In a multi-stakeholder partnership, partners from at least three of the following sectors are involved: the public sector, civil society, the private sector and academia.
Partners have knowledge and experience that can help the others further their work. In a partnership, they can share their knowledge, resources, technologies, networks and much more. Partners can thereby achieve their common goal, while also individually benefiting from the collaboration.
All partners are involved on an equal footing in the multi-stakeholder partnership’s work. This covers a broad spectrum of types of participation, from mere consultation to joint decision-making, thereby allowing each group to contribute its positions and viewpoints to the partnership’s goals and results.
Multi-stakeholder partnerships go beyond ad hoc consultations or brief, sporadic dialogues. Long-term engagement and a certain degree of institutionalization and independence are required to tackle the complex challenges that a multi-stakeholder partnership is seeking to address.
Multi-stakeholder partnerships aim to solve complex social challenges such as climate change, poverty or migration. Working together to overcome these challenges is necessary, as they affect society as a whole and exceed the ability of any individual actor to solve on their own. This is why multi-stakeholder partnerships are important for achieving sustainable development.
What do MSPs look like in practice? Explore examples of existing partnerships.
Success factors of MSPs
What do MSPs need to be successful?

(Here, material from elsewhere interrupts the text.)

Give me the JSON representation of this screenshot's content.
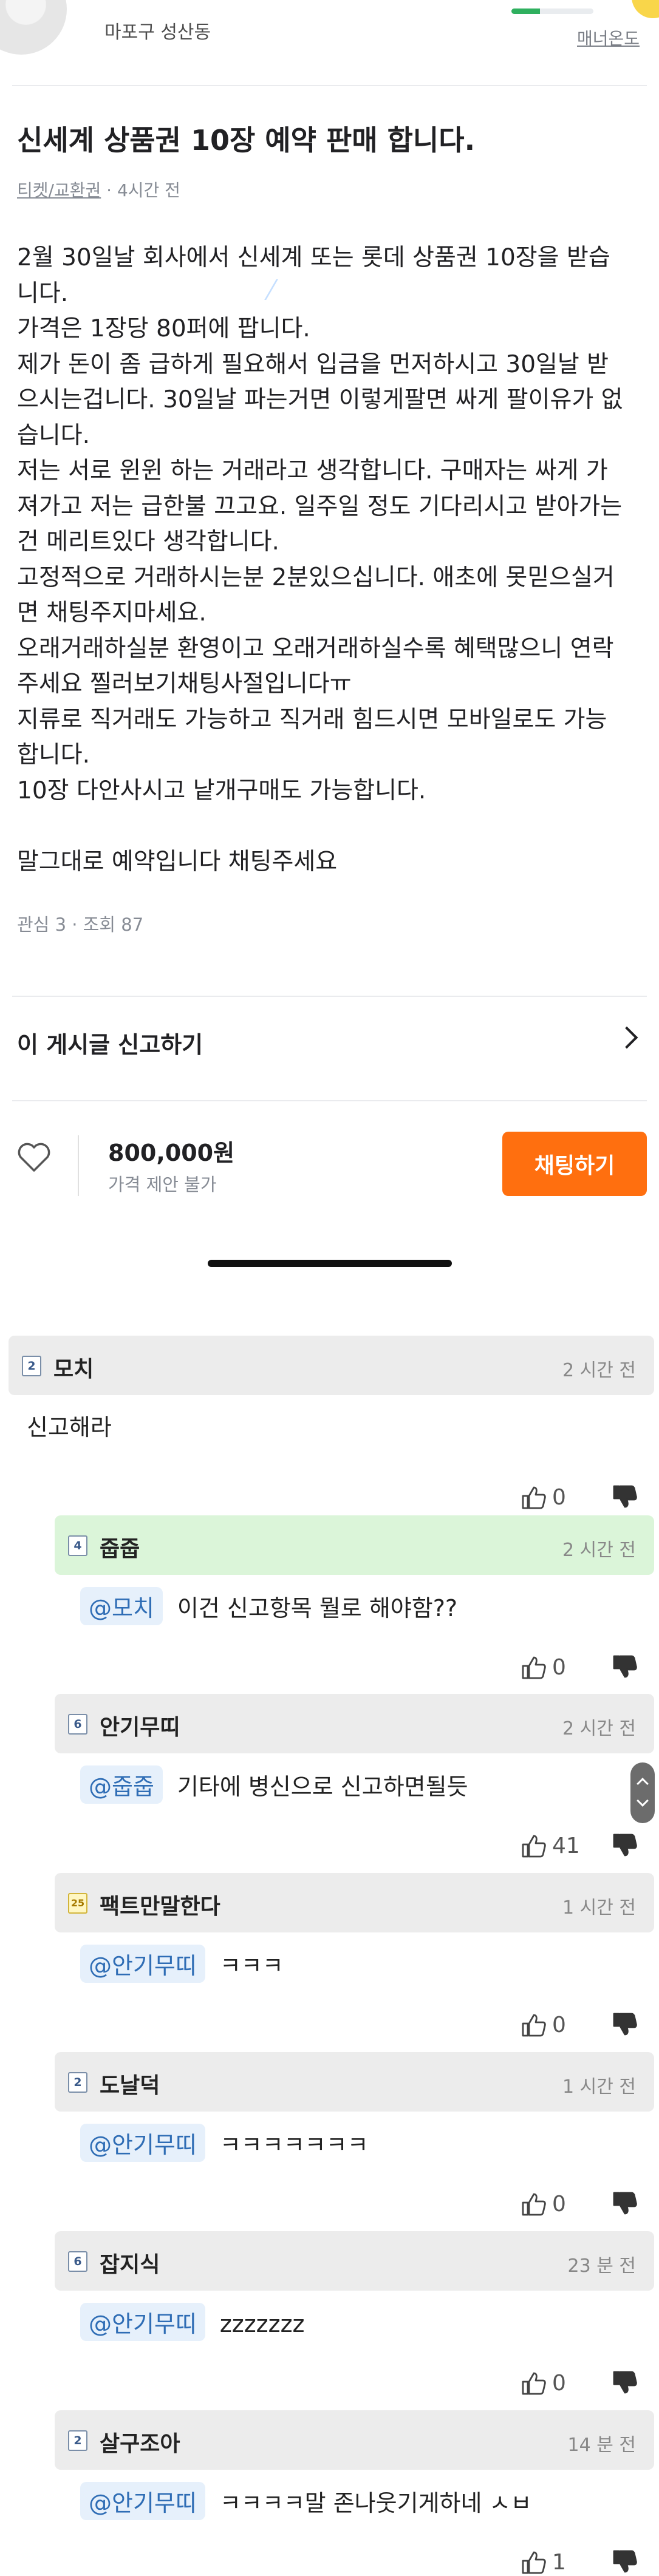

Find out what the key elements of a good partnership are to get your partnership on the right track.